After many years of wrestling with my musical taste shortcomings, I have finally come to terms with the fact that I am an emotional ninny when it comes to music. It's almost as if means too much to me to care about the musical competency of whoever is behind it. The combination of a unique voice and a poetic turn of phrase will get me every time.

I am such a boy about most things in life; only my closest friends know when something has upset me, and sometimes I don't even confide in them. Yet something about The Magnetic Fields' "The Book of Love" brings tears to my eyes up every time I hear it. I will also spend hours listening to one song over and over like a love-sick twelve year old, and it's usually something that I've already loved for years. My reaction to music is completely visceral and one of the only facets in my life where I don't feel I have to edit my emotions. Anything that has the power to make me foget to intellectualize every feeling is powerful stuff indeed.

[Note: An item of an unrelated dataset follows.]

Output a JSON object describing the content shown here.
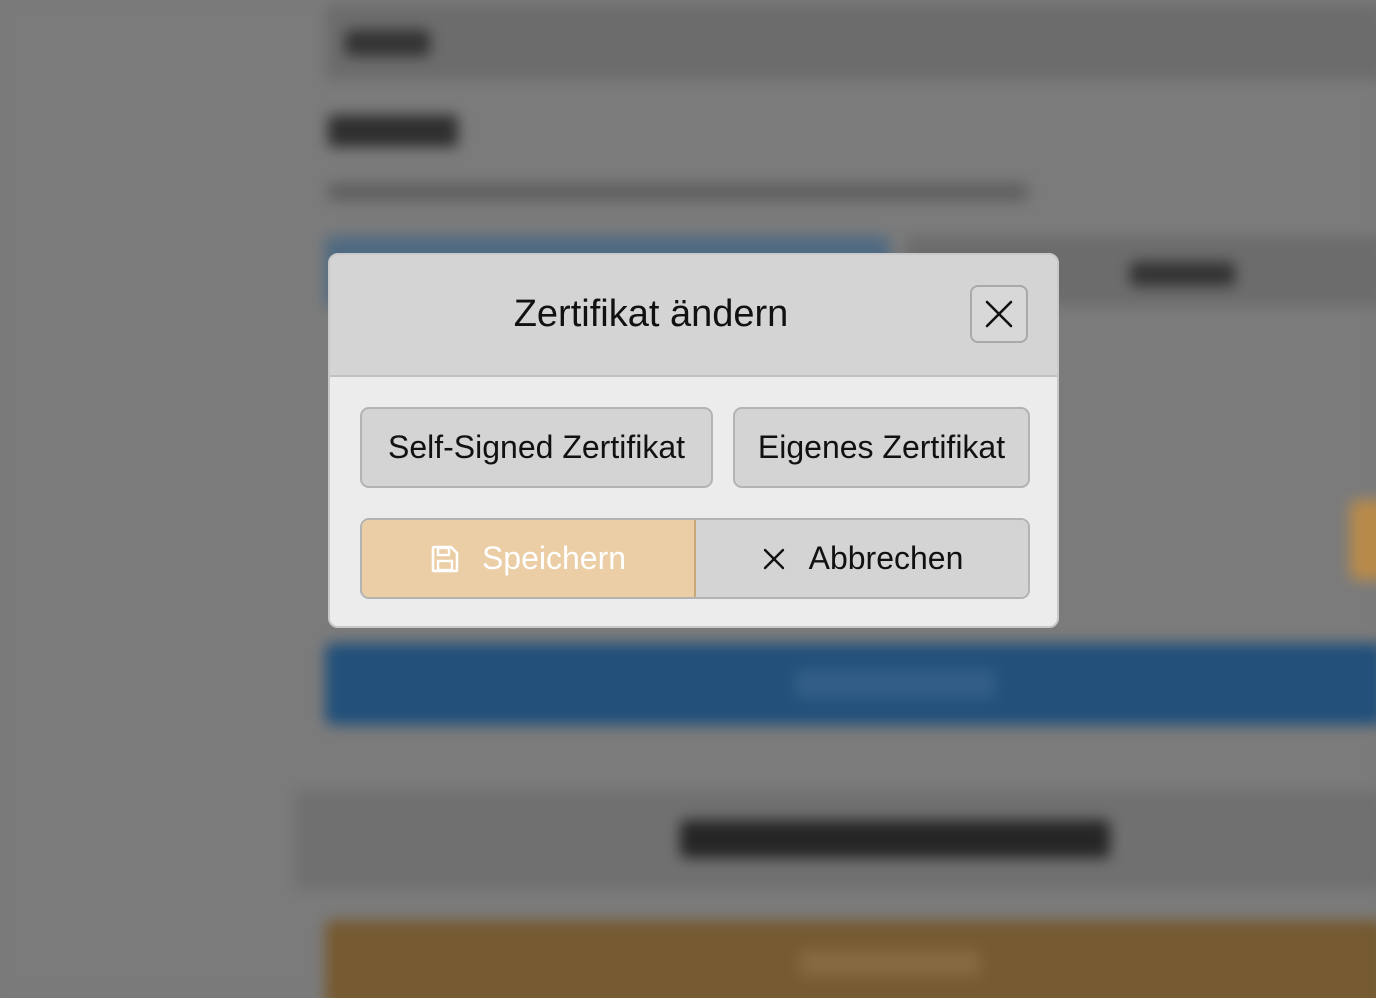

Philip Larkin has been one of my favorite poets for years now, and when I found this, it blew me away. It
s one of those small miracles that we read poetry for. I would love to go into all the subtleties that he offers up, or how I think music and love are really two sides of the same coin, but that's boring and not nearly as nice as reading this poem over a fifth time. By the way, one of my favorite phrases of all time, "stubbly with goodness" comes from Mr. Larkin. Yay for him, and yay for Damien Rice's "Cold Water" which has been playing on repeat for longer than is humanly possible.
11:45 PM :: 0 comments ::

Kasey :: permalink